At the New York Times, Cecilia Kang takes a look at how airspace regulators are rushing to implement drone rules before the holiday season.
At Just Security, Brett Max Kaufman analyzes the Court of Appeals’ decision not to order the release of the Department of Justice memos.
At the Art of Future Warfare, Marika Landau-Wells explains the inspiration behind her short story on the life of a drone operator.
At Wired, Matt Simon reviews the Drone World Expo, an event in California that featured dozens of drone manufacturers, businesses, and enthusiasts.
At the Wall Street Journal, Newley Purnell and Jack Nicas write that DJI, the manufacturer of popular commercial drones, is looking to build drones that appeal to farmers.
At the Los Angeles Times, W.J. Hennigan reports that military contractors are taking a larger role in operating U.S. drones to make up for a shortage in Air Force personnel.
At Lawfare, Zoe Bedell offers a few takeaways from the FAA’s proposed drone registration requirements.
At Haaretz, Amitai Ziv profiles an Israeli video company that avoided bankruptcy by turning to manufacturing drones.
A Stratfor report examines the promise and challenges of commercial drones and the pace of regulations in countries around the world.
At Breaking Defense, Sydney J. Freedberg Jr. takes a look at the challenges faced by the U.S. Navy’s new chief of unmanned systems.
Know Your Drone
U.K. Prime Minister David Cameron has announced plans to field a high-altitude long-endurance surveillance drone for surveillance operations. Though Cameron did not mention the drone by name, it is thought to be the Airbus Zephyr solar-powered unmanned aircraft. (IHS Jane’s 360)

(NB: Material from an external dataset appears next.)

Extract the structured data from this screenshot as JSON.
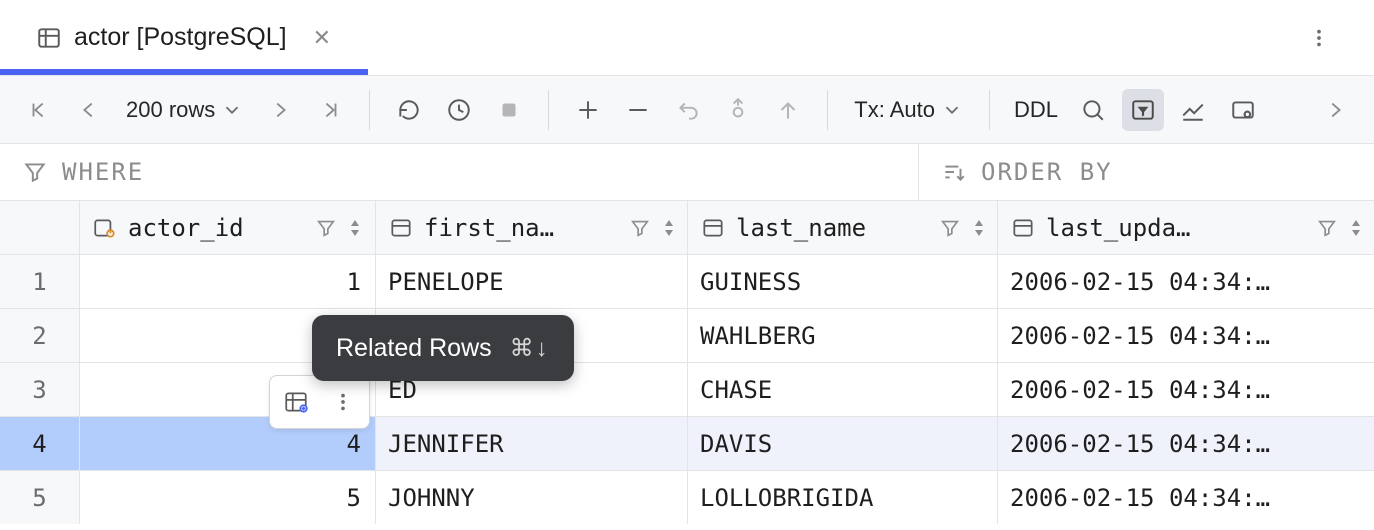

Meanwhile, Spanish officials have confirmed plans to eventually weaponize the military’s future fleet of MQ-9 Reaper drones. (Flightglobal)
NASA is developing an unmanned helicopter to take aerial photos of Mars. (NPR)
A U.S. Air Force experimental X-56A drone, which is being used to develop ways of suppressing aeroelastic instability, crashed during a test in California. (Air Force Technology)
The U.S. Marines have placed a $13 million order for a new batch of Puma AE tactical surveillance drones. (GPS World)
The Guardian takes a close look at U.S. drone company PrecisionHawk’s efforts to develop a cellular network-based air traffic control system for drones.
Quartz profiles the Cheerson CX-10, a $14 hobby drone.
Drones at Work
The U.S. Agency for International Development is considering using drones to deliver emergency medical supplies to remote areas in Ethiopia. (Drone360)
The state government of New South Wales in Australia has deployed small drones in an attempt to prevent shark attacks. (The Guardian)
The European Maritime Safety Agency and the European Space Agency are hoping that drones will be useful in identifying ships that don’t comply with emissions limits. (Wall Street Journal)
Police in Dorset, England are testing whether drones could help aid law enforcement work. (BBC)
Meanwhile, first responders in eastern Ontario, Canada are using drones in a variety of life-threatening situations. (CBC)
The University of Manchester and Britain’s Environment Agency are using drones to monitor emissions levels from landfills. (BBC)
Cape Productions, an aerial photography company, has partnered with some U.S. ski resorts to create dedicated areas where skiers can pay for high-quality video of their exploits. (Orange County Register)
Secom, a Japanese security firm, will offer customers the capability track suspicious individuals or vehicles by using aerial drones. (Nikkei Asian Review)
A disaster recovery team in New Zealand used a drone to survey the site of a helicopter crash on Fox Glacier. (Radio New Zealand)
For updates, news, and commentary, follow us on Twitter.